Scammers will do other things like show you the prefetch folder and saw they will rebuild such files and other temporary file places and claim they are hackers trying to get into your computer. Sometimes they will open a command prompt and do commands like the tree command or the dir /s command which shows all the files on your computer and they will claim they are running a virus scan, which is a lie. Those commands just list your files.

Sometimes they use netstat, netsh or ipconfig. Every computer needs an IP address to get online and sometimes they show your actual IP and say that it is a hacker connected to your machine now. I use to play with friends years ago with some of these commands, they look scary.

Command Prompt can come in handy for actual computer repair but what these scammers show you is nothing to be scared of, they are to be expected but they know it looks scary so they use that fear against you.

After this, they will run a batch file doing who knows what, some of may be seeing if you are messing with them by using a virtual machine, some of them are changing settings to which they can show you as “proof” you were being infected.

Then they usually open a notepad and say something similar to this picture. Offer a price, a warranty and a long list of things they will do. Some of these are just total BS, and sometimes full of spelling mistakes. I’m like Microsoft forgot to spell their name right. Small red flag, some what they say they will do like they disinfect Quicken file and repair batch file errors just make no sense for what you are doing.

In some cases, they use legitimate free programs like AVG, CCleaner, Malwarebytes ( I use those three often) and from time to time they install a real paid for product but something you were conned into paying. So in some ways, a few of these companies aren’t a total scam as you get something real but at the same time, the methods they used were not ethical as they used your fear and ignorance of computers to get you to pay. The markup is pretty high, basically paying $249.99 for a $50 program, 12 tune ups every month, that is a tad excessive but it sounds good. I’ve seen people pay $500 and they have everything fixed online but eventually figured out they paid for nothing. When it comes to hardware issues these people can’t help.

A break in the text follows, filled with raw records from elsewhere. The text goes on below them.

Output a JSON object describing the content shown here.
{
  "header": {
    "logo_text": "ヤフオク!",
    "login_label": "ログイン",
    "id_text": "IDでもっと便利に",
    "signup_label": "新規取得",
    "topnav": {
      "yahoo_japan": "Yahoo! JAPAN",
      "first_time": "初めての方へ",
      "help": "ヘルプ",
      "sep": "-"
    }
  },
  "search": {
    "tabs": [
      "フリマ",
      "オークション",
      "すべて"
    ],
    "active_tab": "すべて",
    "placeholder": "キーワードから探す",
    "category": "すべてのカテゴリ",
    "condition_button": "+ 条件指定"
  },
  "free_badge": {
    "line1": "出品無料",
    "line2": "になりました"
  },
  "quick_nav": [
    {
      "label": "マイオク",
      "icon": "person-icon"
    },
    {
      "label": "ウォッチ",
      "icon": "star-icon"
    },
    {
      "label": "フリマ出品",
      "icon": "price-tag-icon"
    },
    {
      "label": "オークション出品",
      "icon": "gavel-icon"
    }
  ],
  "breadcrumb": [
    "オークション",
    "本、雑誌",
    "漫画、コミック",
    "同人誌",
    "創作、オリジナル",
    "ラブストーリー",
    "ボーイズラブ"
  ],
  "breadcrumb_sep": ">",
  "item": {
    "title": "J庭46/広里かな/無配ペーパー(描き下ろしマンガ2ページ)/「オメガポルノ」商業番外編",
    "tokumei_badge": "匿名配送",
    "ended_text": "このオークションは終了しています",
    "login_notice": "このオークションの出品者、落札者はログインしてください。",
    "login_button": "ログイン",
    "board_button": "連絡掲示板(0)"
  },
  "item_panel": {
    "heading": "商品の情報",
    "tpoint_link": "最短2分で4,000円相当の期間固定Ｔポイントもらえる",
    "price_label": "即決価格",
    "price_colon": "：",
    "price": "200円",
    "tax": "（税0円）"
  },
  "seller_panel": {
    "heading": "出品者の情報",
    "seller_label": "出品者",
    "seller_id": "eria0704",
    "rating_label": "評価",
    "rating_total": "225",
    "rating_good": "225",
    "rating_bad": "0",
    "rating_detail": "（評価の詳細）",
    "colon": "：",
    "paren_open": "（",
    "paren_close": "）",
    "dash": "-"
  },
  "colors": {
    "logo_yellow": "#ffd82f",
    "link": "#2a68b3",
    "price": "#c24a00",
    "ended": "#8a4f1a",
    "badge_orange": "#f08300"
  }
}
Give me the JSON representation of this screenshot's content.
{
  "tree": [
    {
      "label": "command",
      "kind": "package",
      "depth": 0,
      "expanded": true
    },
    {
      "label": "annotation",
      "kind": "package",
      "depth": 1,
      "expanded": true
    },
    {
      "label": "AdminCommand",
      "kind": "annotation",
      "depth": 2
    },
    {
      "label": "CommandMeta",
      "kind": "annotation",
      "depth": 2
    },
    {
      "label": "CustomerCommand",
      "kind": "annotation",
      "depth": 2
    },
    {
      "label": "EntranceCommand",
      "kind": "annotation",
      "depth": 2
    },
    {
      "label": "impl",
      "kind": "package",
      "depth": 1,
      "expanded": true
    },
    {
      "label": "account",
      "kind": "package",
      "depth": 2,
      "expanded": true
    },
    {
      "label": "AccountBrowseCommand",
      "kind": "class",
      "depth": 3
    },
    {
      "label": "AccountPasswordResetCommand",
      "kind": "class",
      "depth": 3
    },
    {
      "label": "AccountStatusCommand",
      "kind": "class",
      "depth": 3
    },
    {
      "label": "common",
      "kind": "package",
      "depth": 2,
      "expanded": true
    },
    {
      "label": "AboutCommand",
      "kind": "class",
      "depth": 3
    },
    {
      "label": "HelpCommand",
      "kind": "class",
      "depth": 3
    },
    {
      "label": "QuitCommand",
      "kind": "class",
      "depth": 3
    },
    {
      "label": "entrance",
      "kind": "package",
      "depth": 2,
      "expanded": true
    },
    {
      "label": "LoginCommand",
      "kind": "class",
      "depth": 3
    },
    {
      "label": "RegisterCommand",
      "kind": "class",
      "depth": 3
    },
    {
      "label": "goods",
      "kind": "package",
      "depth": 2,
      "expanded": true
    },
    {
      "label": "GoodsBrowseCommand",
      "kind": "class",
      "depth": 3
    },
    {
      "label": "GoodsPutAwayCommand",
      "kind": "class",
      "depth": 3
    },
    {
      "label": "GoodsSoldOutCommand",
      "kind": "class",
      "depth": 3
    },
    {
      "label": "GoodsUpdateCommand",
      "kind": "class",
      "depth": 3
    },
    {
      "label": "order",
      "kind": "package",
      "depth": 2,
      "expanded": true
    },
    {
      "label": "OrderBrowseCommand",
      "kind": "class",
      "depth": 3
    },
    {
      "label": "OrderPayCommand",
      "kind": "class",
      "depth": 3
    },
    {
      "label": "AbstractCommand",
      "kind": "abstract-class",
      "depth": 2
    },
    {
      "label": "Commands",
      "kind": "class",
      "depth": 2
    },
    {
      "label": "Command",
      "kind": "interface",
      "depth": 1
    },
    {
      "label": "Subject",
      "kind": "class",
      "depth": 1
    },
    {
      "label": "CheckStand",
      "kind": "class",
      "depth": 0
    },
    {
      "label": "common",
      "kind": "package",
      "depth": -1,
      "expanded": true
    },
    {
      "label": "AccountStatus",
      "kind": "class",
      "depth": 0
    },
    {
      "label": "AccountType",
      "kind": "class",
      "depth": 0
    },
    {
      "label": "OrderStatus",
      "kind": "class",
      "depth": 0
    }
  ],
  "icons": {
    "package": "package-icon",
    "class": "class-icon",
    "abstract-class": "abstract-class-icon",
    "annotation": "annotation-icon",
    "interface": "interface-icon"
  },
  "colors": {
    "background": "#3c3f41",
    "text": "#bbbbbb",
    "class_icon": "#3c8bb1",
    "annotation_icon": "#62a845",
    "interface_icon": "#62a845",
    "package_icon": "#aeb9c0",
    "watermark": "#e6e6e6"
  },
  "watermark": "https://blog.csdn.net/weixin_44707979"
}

What to do if you they are on your computer right now? 

Unplug the computer / turn it off but hopefully, you won’t let them on in the first place.

Don’t fight with these fake support people, if they have access to your computer. Many of them will trash your computer if you don’t pay them. Examples like they will delete your documents, pictures, etc. They will delete your networking adapter so you can’t get online.

Some of them will do a “Sys-Key” lock out. Syskey is a utility that encrypts the hashed password information in a SAM database in a Windows system using a 128-bit RC4 encryption key that, by default, is stored in the Windows registry. In other words, you now have a password on your computer that I have no program to undo or crack.

So your option is to pay them a ransom to remove it at which point that $200 is now $500 or more or I can attempt some fixes on this (in my experience none of them have worked yet) or to recover your information and wipe your system clean and install windows fresh again. One option to fix a Sys-Key lock out is here.

Getting even with the scammers

There are a good amount of tech savvy folks who mess with scammers all the time. I’ve done that myself, more so with craigslist and phone scammers. (I get a couple payday loan scams claiming I owe them money and never paid despite never having a payday loan) Also have the fake IRS call too.

How do they do it safely? They use a virtual machine that runs on their real computer, so when a scammer messes up their computer then restore the virtual machine snapshot and it is like nothing ever happened. They also use apps that let them switch their caller id number and VPN so they can get a hidden IP address.

Some of the best scammer scammers out there are below, these are people who volunteer their time to keep the scammers busy from getting real victims.

Nightmare On Scam Street:…

Tired of SPAM email?  James Veitch is hilarious in his stories on how he messes with spam scammers.


Sample of a common computer scam popup
One of many fake Apple infection pops